Good advice on the chimney. Please don't run it from the center of the oven, Neill; it just won't work. If you have access to double-walled, insulated, stainless chimney sections, there are elbows available in 15, 30, 45 and 90 degrees. Depending on the height of the existing roof, these may allow you to angle your chimney back from the front vent to clear the roof, but, personally, I'd go straight up through it by using a heat shield in the roofing material. Your oven will draw much better that way.


nissanneill 04-22-2007 05:01 PM

Re: Dome insulation/chimney query
2 Attachment(s)
Thanks for the rapid respons crew.
No I am not about to run the chimney from the dome, only redirect it from the vent area to above the dome to clear the roof. I have read that it is unwise to bend the chimney as it will reduce it's capacity to draw properly, but on planning the 'whole exercise', I felt that it would be more aesthetically pleasing to run it up outside of the proposed new arched roofline rather than sealing it around the chimney.
thank you for the information from Consolidated Refractories. I was about to contact them and order the ropr seal for the doors. Now I have another enquiry with them.
I will check out the availability of the elbows as they are commonly used with slow combustion and pot bellied stoves. I was trying to keep the project a little simpler and neater, especially in this location with the rolled steel trusses being relocated and cantilevered to avoid the oven.
Thanks again guys, your input is much appreciated.I have included a picture of the chimney idea from the 2006 Masonry Heater Assoc of North America and a small pic of the location, Note the fire bricks at the ready.
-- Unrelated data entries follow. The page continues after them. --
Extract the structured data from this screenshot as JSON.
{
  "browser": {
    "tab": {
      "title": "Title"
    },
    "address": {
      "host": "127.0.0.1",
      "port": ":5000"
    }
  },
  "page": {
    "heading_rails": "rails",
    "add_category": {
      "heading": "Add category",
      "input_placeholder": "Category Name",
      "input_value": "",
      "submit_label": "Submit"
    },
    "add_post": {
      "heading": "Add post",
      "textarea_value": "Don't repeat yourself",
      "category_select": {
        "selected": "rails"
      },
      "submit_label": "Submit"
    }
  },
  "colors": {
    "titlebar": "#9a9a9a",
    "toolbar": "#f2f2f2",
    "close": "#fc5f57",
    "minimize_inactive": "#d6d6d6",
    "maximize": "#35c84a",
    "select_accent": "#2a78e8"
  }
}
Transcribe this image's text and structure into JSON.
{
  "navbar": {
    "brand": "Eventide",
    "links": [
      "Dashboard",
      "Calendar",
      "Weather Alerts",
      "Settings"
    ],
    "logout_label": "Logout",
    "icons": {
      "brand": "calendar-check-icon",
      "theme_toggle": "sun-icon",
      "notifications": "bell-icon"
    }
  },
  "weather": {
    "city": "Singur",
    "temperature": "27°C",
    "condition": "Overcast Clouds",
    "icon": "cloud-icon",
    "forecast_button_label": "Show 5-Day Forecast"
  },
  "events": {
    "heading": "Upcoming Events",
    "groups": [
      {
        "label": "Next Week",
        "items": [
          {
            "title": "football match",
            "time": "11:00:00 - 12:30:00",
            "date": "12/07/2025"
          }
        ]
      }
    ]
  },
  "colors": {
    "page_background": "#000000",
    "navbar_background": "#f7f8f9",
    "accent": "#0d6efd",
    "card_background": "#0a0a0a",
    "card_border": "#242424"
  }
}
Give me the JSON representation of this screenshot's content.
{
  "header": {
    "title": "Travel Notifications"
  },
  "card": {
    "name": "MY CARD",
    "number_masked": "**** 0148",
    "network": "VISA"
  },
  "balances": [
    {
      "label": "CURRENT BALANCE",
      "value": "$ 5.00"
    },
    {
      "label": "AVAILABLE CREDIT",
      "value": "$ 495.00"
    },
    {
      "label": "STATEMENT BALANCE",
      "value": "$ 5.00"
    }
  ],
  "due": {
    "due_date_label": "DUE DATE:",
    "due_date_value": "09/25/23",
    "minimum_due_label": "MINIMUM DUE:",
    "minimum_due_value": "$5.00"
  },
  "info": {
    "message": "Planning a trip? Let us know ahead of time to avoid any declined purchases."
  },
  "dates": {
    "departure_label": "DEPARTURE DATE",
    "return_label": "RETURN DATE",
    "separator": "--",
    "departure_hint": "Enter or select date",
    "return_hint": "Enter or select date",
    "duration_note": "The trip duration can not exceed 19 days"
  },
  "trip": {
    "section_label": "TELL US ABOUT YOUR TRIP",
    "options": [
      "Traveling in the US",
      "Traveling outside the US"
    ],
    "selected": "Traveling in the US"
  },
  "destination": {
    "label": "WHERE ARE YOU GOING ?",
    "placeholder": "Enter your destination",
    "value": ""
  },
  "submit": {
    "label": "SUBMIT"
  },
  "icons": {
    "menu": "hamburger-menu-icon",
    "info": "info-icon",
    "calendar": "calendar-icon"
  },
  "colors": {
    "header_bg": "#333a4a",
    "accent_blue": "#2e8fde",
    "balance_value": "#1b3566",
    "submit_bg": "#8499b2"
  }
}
PS. Just had delivered my 14" diamond saw blade for the cutting of the bricks and expect a 9" one later in the week for the angle grinder. I already have numerous 4.5" diasmond blades for my small grinder but mainly only used for tiles.

Bacterium 04-22-2007 06:52 PM

Re: Dome insulation/chimney query
Hi nissanneil,
I have a similar situation with my dome that I want to retain the igloo shape rather than a housed over roof.

Can't help you on the flue as I'm taking mine straight up from the smoke chamber
on the coating.....Have you spoken to Heartfield Constructions (in Beverly - South Australia) about some of the coatings that he sells?
Last time I was there he showed me a product called Insulcast (now I wish I had written down the details as that probably is the brand name and now the particular product name) .
Once applied it goes rock hard (good for exterior use) and is used as an insulator. He recommends putting it on at least 40mm thick and some guys have used this on their ovens in the past.

Once I get to that point (and I had more details of it) I was going to ask on the forum but this seems a good time to mention it.

nissanneill 04-23-2007 02:43 AM

Re: Dome insulation/chimney query
Thanks Damon,
No, I haven't contacted Heartfield Constructions at Beverley but I have been in contact with Thermal Ceramics also from Beverley where I am about to order my vermiculm and board.
I will seek him out tomorrow as I will be out and about.


Hendo 04-23-2007 06:21 AM

Re: Dome insulation/chimney query

You may also want to view where a vermiculite/cement mix has been placed directly over the insulating blanket, with what appears to be chicken wire holding it all together. I understand that the dome was then covered with some sexy looking curved bricks!

Luis may be able to expand further, but it doesn't look like any sort of binder has been utilised.

Cheers, Paul.

All times are GMT -7. The time now is 03:33 AM.

Powered by vBulletin® Copyright ©2000 - 2015, Jelsoft Enterprises Ltd.
Search Engine Friendly URLs by vBSEO 3.6.0
© 2006/10 Forno Bravo, LLC